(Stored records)
******
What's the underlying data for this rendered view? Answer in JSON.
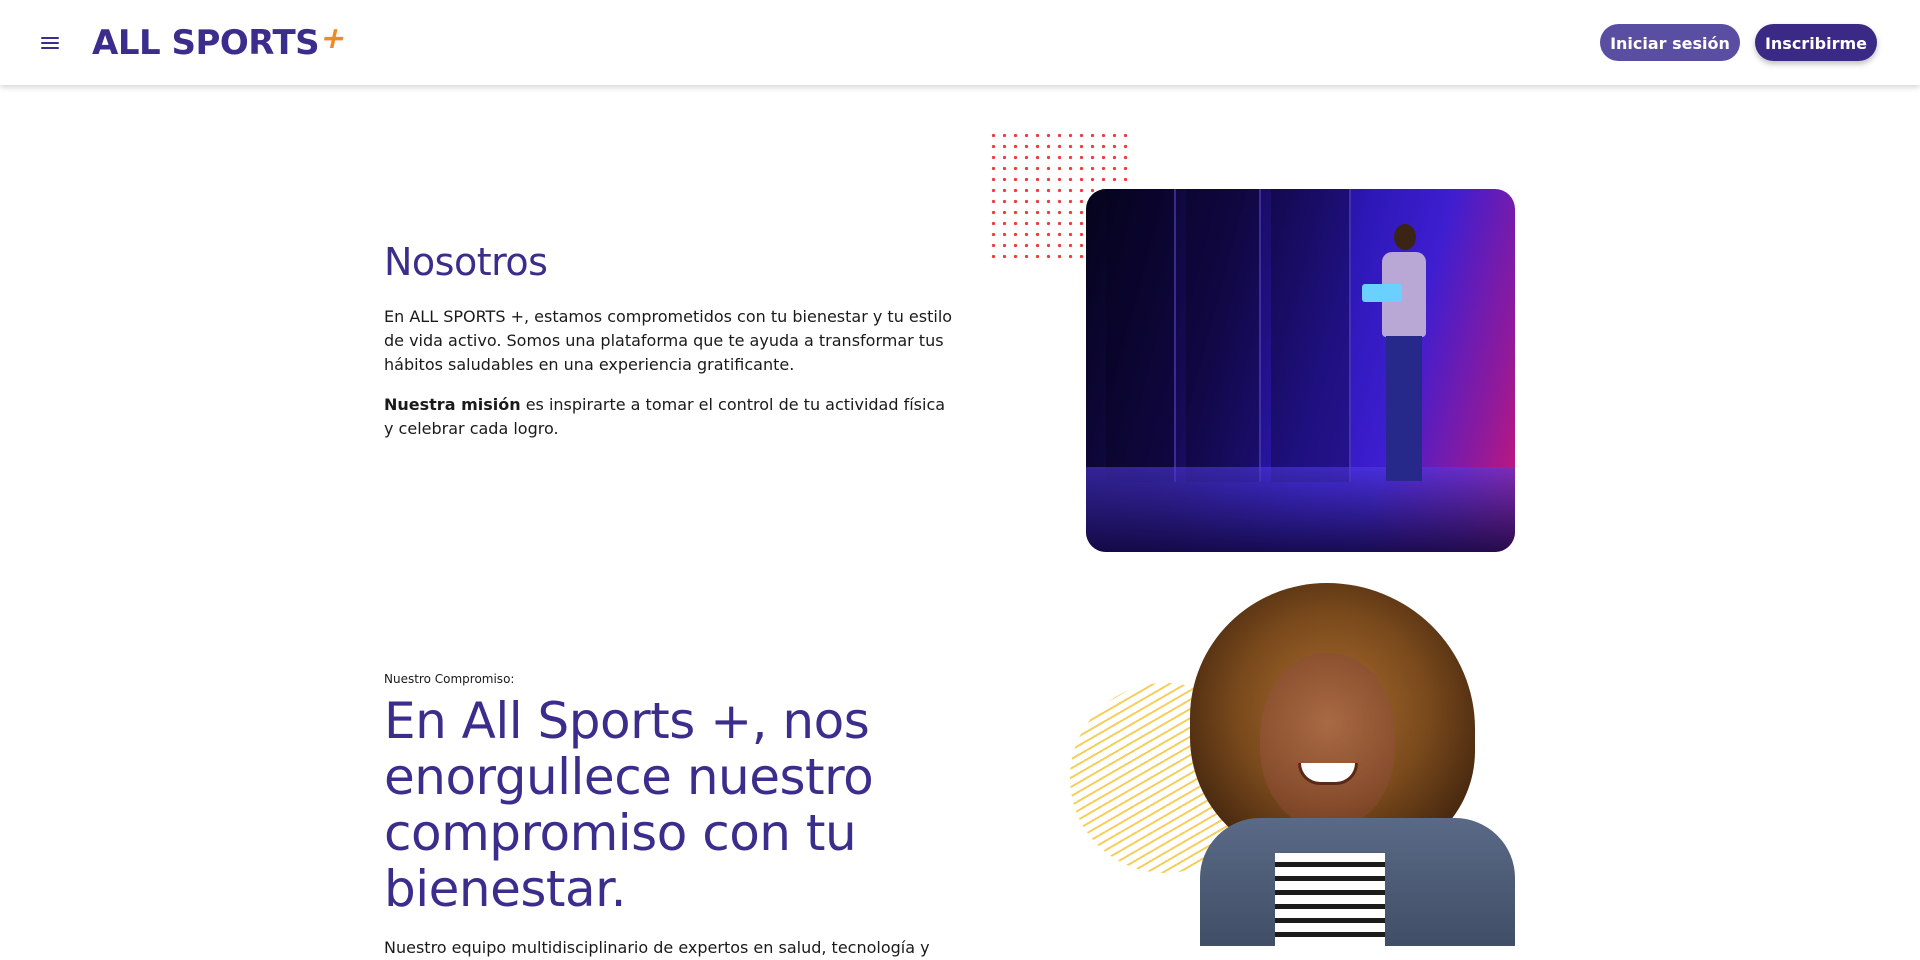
{
  "header": {
    "menu_icon": "hamburger-menu-icon",
    "logo": {
      "text": "ALL SPORTS",
      "plus": "+"
    },
    "login_label": "Iniciar sesión",
    "signup_label": "Inscribirme"
  },
  "about": {
    "title": "Nosotros",
    "paragraph": "En ALL SPORTS +, estamos comprometidos con tu bienestar y tu estilo de vida activo. Somos una plataforma que te ayuda a transformar tus hábitos saludables en una experiencia gratificante.",
    "mission_bold": "Nuestra misión",
    "mission_rest": " es inspirarte a tomar el control de tu actividad física y celebrar cada logro."
  },
  "commitment": {
    "kicker": "Nuestro Compromiso:",
    "title": "En All Sports +, nos enorgullece nuestro compromiso con tu bienestar.",
    "paragraph_partial": "Nuestro equipo multidisciplinario de expertos en salud, tecnología y"
  },
  "colors": {
    "brand_purple": "#3b2d8c",
    "login_button": "#5a4ea3",
    "signup_button": "#3a2a86",
    "logo_plus": "#f28b1f",
    "dots": "#ef3b3b",
    "stripes": "#f5c94a"
  }
}
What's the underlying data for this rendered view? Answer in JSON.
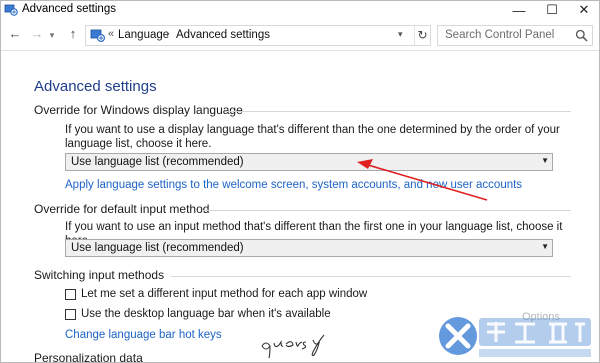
{
  "window": {
    "title": "Advanced settings",
    "controls": {
      "minimize": "—",
      "maximize": "☐",
      "close": "✕"
    }
  },
  "navigation": {
    "back_glyph": "←",
    "forward_glyph": "→",
    "dropdown_glyph": "▾",
    "up_glyph": "↑",
    "breadcrumb_prefix": "«",
    "breadcrumb": [
      "Language",
      "Advanced settings"
    ],
    "separator": "›",
    "refresh_glyph": "↻",
    "search_placeholder": "Search Control Panel"
  },
  "page": {
    "title": "Advanced settings",
    "display_language": {
      "heading": "Override for Windows display language",
      "description": "If you want to use a display language that's different than the one determined by the order of your language list, choose it here.",
      "selected": "Use language list (recommended)",
      "link": "Apply language settings to the welcome screen, system accounts, and new user accounts"
    },
    "input_method": {
      "heading": "Override for default input method",
      "description": "If you want to use an input method that's different than the first one in your language list, choose it here.",
      "selected": "Use language list (recommended)"
    },
    "switching": {
      "heading": "Switching input methods",
      "checkbox_per_app": "Let me set a different input method for each app window",
      "checkbox_language_bar": "Use the desktop language bar when it's available",
      "options_link": "Options",
      "hotkeys_link": "Change language bar hot keys"
    },
    "personalization": {
      "heading": "Personalization data"
    }
  },
  "annotation": {
    "signature": "quersy",
    "watermark_text": "系统城",
    "watermark_sub": "XITONGCHENG.CC"
  },
  "colors": {
    "title_blue": "#1f3f8a",
    "link_blue": "#1d64c8",
    "arrow_red": "#e02020",
    "watermark_blue": "#3d7fd6"
  }
}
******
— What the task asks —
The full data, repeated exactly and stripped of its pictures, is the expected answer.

— The answer —
What's the underlying data for this rendered view? Answer in JSON.
{
  "header": {
    "menu_icon": "hamburger-menu-icon",
    "logo": {
      "text": "ALL SPORTS",
      "plus": "+"
    },
    "login_label": "Iniciar sesión",
    "signup_label": "Inscribirme"
  },
  "about": {
    "title": "Nosotros",
    "paragraph": "En ALL SPORTS +, estamos comprometidos con tu bienestar y tu estilo de vida activo. Somos una plataforma que te ayuda a transformar tus hábitos saludables en una experiencia gratificante.",
    "mission_bold": "Nuestra misión",
    "mission_rest": " es inspirarte a tomar el control de tu actividad física y celebrar cada logro."
  },
  "commitment": {
    "kicker": "Nuestro Compromiso:",
    "title": "En All Sports +, nos enorgullece nuestro compromiso con tu bienestar.",
    "paragraph_partial": "Nuestro equipo multidisciplinario de expertos en salud, tecnología y"
  },
  "colors": {
    "brand_purple": "#3b2d8c",
    "login_button": "#5a4ea3",
    "signup_button": "#3a2a86",
    "logo_plus": "#f28b1f",
    "dots": "#ef3b3b",
    "stripes": "#f5c94a"
  }
}
What's the underlying data for this rendered view? Answer in JSON.
{
  "window": {
    "title": "Advanced settings",
    "controls": {
      "minimize": "—",
      "maximize": "☐",
      "close": "✕"
    }
  },
  "navigation": {
    "back_glyph": "←",
    "forward_glyph": "→",
    "dropdown_glyph": "▾",
    "up_glyph": "↑",
    "breadcrumb_prefix": "«",
    "breadcrumb": [
      "Language",
      "Advanced settings"
    ],
    "separator": "›",
    "refresh_glyph": "↻",
    "search_placeholder": "Search Control Panel"
  },
  "page": {
    "title": "Advanced settings",
    "display_language": {
      "heading": "Override for Windows display language",
      "description": "If you want to use a display language that's different than the one determined by the order of your language list, choose it here.",
      "selected": "Use language list (recommended)",
      "link": "Apply language settings to the welcome screen, system accounts, and new user accounts"
    },
    "input_method": {
      "heading": "Override for default input method",
      "description": "If you want to use an input method that's different than the first one in your language list, choose it here.",
      "selected": "Use language list (recommended)"
    },
    "switching": {
      "heading": "Switching input methods",
      "checkbox_per_app": "Let me set a different input method for each app window",
      "checkbox_language_bar": "Use the desktop language bar when it's available",
      "options_link": "Options",
      "hotkeys_link": "Change language bar hot keys"
    },
    "personalization": {
      "heading": "Personalization data"
    }
  },
  "annotation": {
    "signature": "quersy",
    "watermark_text": "系统城",
    "watermark_sub": "XITONGCHENG.CC"
  },
  "colors": {
    "title_blue": "#1f3f8a",
    "link_blue": "#1d64c8",
    "arrow_red": "#e02020",
    "watermark_blue": "#3d7fd6"
  }
}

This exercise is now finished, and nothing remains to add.